He was a perfect clubman for many years. From preparing the ground, rolling the wicket, involvement on the committee, to first team captain – whatever needed doing, he did it at Phoenix. Whilst groundsman at Phoenix, he also looked after the grounds at Tickhill, Conisborough, Wickersley and Aston Hall, to name but a few.
He also supplied cricket equipment at discount prices to most clubs in the local leagues through his E&S Sports shop, in which he was in business with Frank Elliot from Bradfield.
On moving to Tickhill, for over 30 years he passed on his vast knowledge to the juniors and to senior players in the nets. His dedication to the game and his tireless efforts to foster a sense of camaraderie among the club members were instrumental in shaping the current club culture at Tickhill CC and laying the foundation for its current position as a leading force in the YCSPL.
Beyond his cricketing ability, Brian was known for his warm and welcoming personality. He was not just a player but a mentor, a friend, and a leader.
Sadly, Brian passed away in 2023, but his legacy will live on through the memories of those who had the privilege of knowing him, the countless young cricketers he inspired, and the thriving Tickhill Cricket Club that now stands as a testament to his dedication and passion for cricket.
Hall of Fame rules
Purpose of the Hall of Fame
1.1 The over-riding purpose of the Hall of Fame will be to recognise those people who have by their outstanding service had a significantly positive influence on the Yorkshire South Premier League and/or the clubs in its’ membership.
Administration of the Hall of Fame
2.1 The Hall of Fame will be administered by the Executive Board (LEB) of the Yorkshire Cricket Southern Premier League (YCSPL).
2.2 Nominations from clubs, the umpires’ association and the LEB will be sought on an annual basis. The LEB will consider the nominations against the criteria detailed in section 3 below, and will make recommendations for induction into the Hall of Fame each year.
2.3 The LEB must at all times work within these rules.
Hall of Fame selection criteria
3.1 Hall of Fame inductees may be current or past players, coaches, officials, or workers at club or league level.
3.2 Inductees must be primarily associated with the league or clubs in membership of the league at the time of either their nomination or their retirement from active service.
3.3 The LEB will take into account the overall contribution of nominees to cricket in general, but especially to the YCSPL, the former Yorkshire County Premier League, YSPL, SYSCL and the Central Yorkshire Cricket League, and/or clubs playing within those leagues.
3.4 Qualities that will be considered in assessing nominations for the Hall of Fame will be:
Dedication: the overwhelming part of a career being dedicated to a single club or organisation.
Achievement: exceptional achievement as a player, coach, official or worker.
Long service: a career in the game of cricket spanning 25 years or more.
Respect: people respected due to their personal qualities such as Integrity, sportsmanship and willingness to help others.
Versatility: people who have shown that they are able and willing to take on different roles and duties for the good of their club or organisation.
3.5 Successful nominees will have demonstrated at least three of the qualities detailed above.
3.6 The LEB will ratify for induction a maximum of six nominations in one year.
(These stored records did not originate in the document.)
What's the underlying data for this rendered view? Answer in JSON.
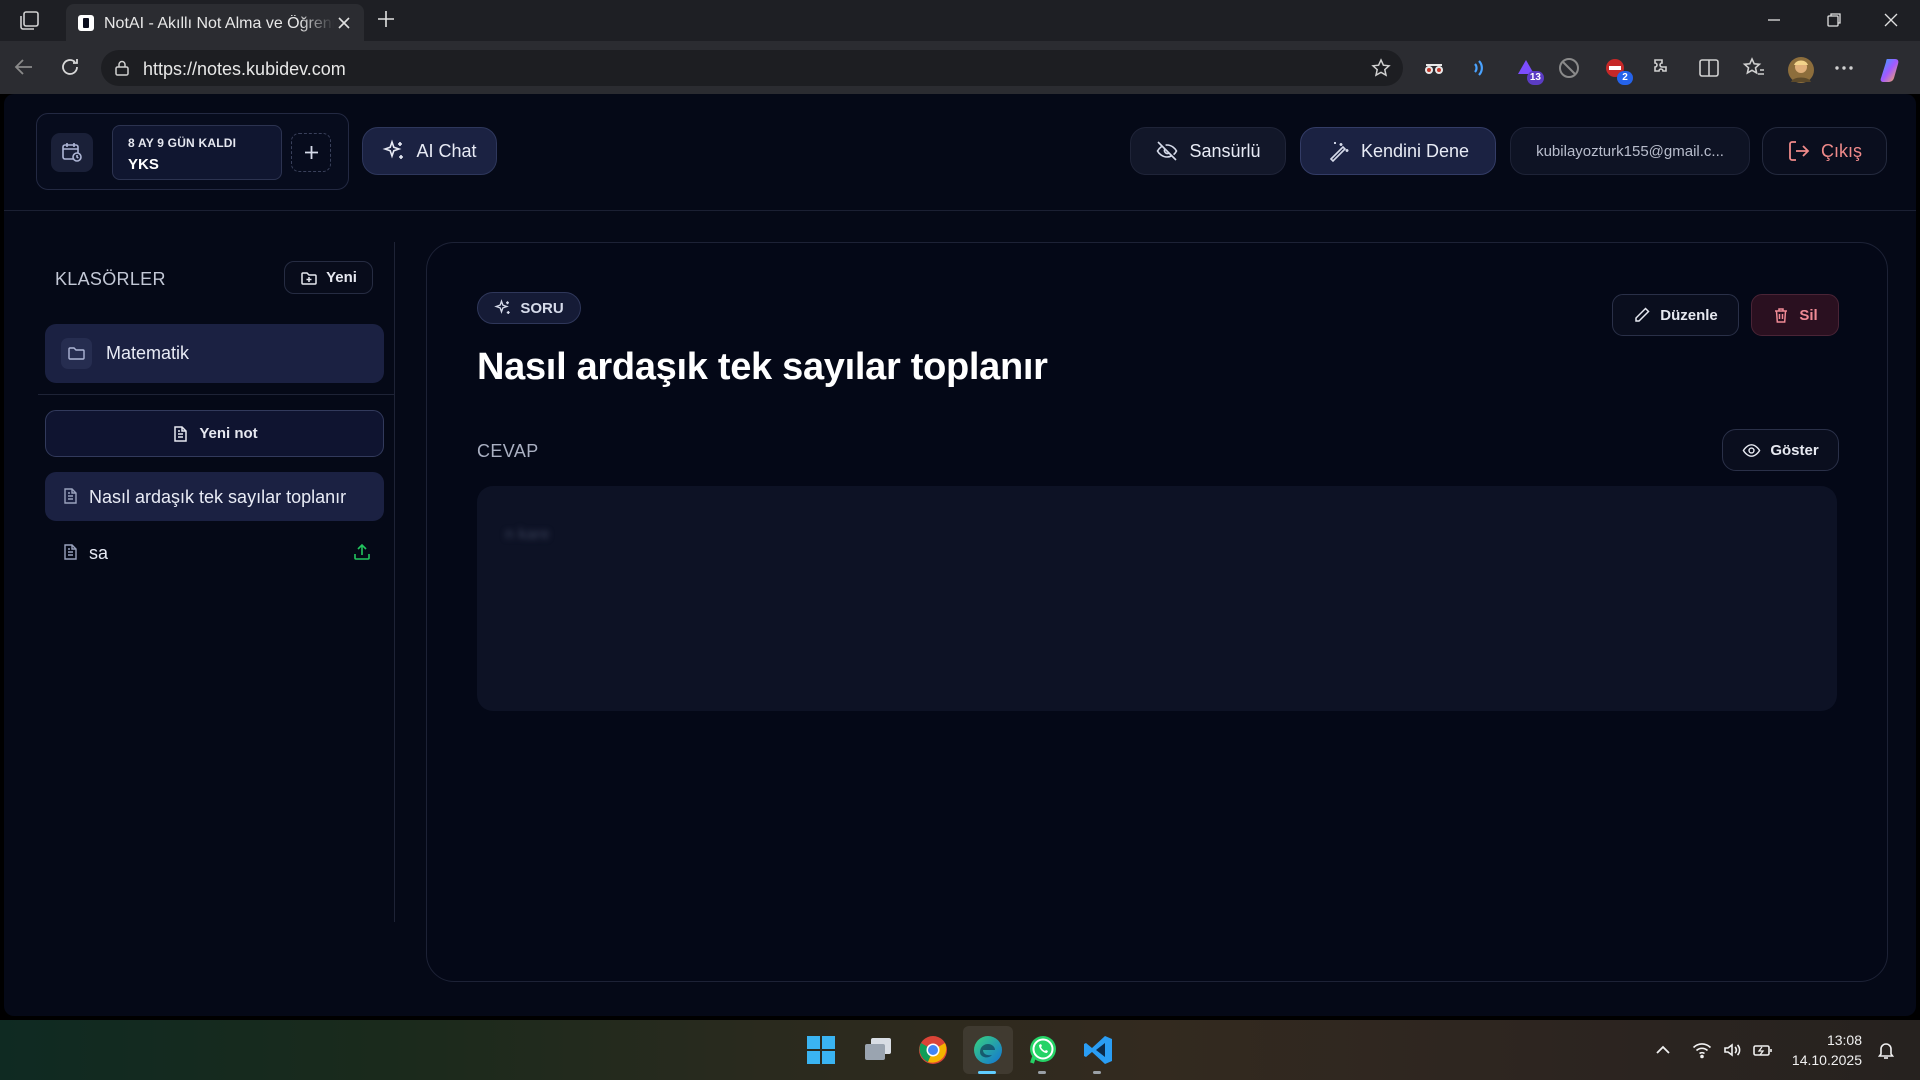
{
  "browser": {
    "tab_title": "NotAI - Akıllı Not Alma ve Öğrenme",
    "url": "https://notes.kubidev.com",
    "extensions": [
      {
        "name": "glasses-extension-icon"
      },
      {
        "name": "read-aloud-extension-icon"
      },
      {
        "name": "purple-extension-icon",
        "badge": "13"
      },
      {
        "name": "blocked-extension-icon"
      },
      {
        "name": "red-extension-icon",
        "badge": "2"
      }
    ]
  },
  "header": {
    "countdown": {
      "days_left": "8 AY 9 GÜN KALDI",
      "exam_name": "YKS"
    },
    "ai_chat_label": "AI Chat",
    "censored_label": "Sansürlü",
    "try_yourself_label": "Kendini Dene",
    "user_email": "kubilayozturk155@gmail.c...",
    "logout_label": "Çıkış"
  },
  "sidebar": {
    "title": "KLASÖRLER",
    "new_folder_label": "Yeni",
    "folders": [
      {
        "label": "Matematik"
      }
    ],
    "new_note_label": "Yeni not",
    "notes": [
      {
        "label": "Nasıl ardaşık tek sayılar toplanır",
        "active": true
      },
      {
        "label": "sa",
        "active": false
      }
    ]
  },
  "note": {
    "type_badge": "SORU",
    "title": "Nasıl ardaşık tek sayılar toplanır",
    "edit_label": "Düzenle",
    "delete_label": "Sil",
    "answer_label": "CEVAP",
    "show_label": "Göster",
    "answer_text": "n kare"
  },
  "taskbar": {
    "apps": [
      "windows-start",
      "file-explorer",
      "chrome",
      "edge",
      "whatsapp",
      "vscode"
    ],
    "time": "13:08",
    "date": "14.10.2025"
  },
  "colors": {
    "app_bg": "#050917",
    "accent_surface": "#1b2142",
    "danger": "#f08a95",
    "success": "#22c55e"
  }
}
There will be no minimum requirement for numbers of inductees in any year.
Induction into the Hall of Fame
4.1 Inductions will take place at the YCSPL presentation dinner each year.
4.2 Each inductee will be presented with a momento and a framed certificate to confirm their induction.
4.3 A photograph and short summary of the career of each inductee will be published in a dedicated page on the YCSPL website
Duration of induction
5.1 Once inducted into the Hall of Fame, an inductee will remain there indefinitely.
5.2 The LEB will, exceptionally, have the discretion to remove an inductee from the Hall of Fame in the event of there coming to light any conduct that brings the inductee into disrepute.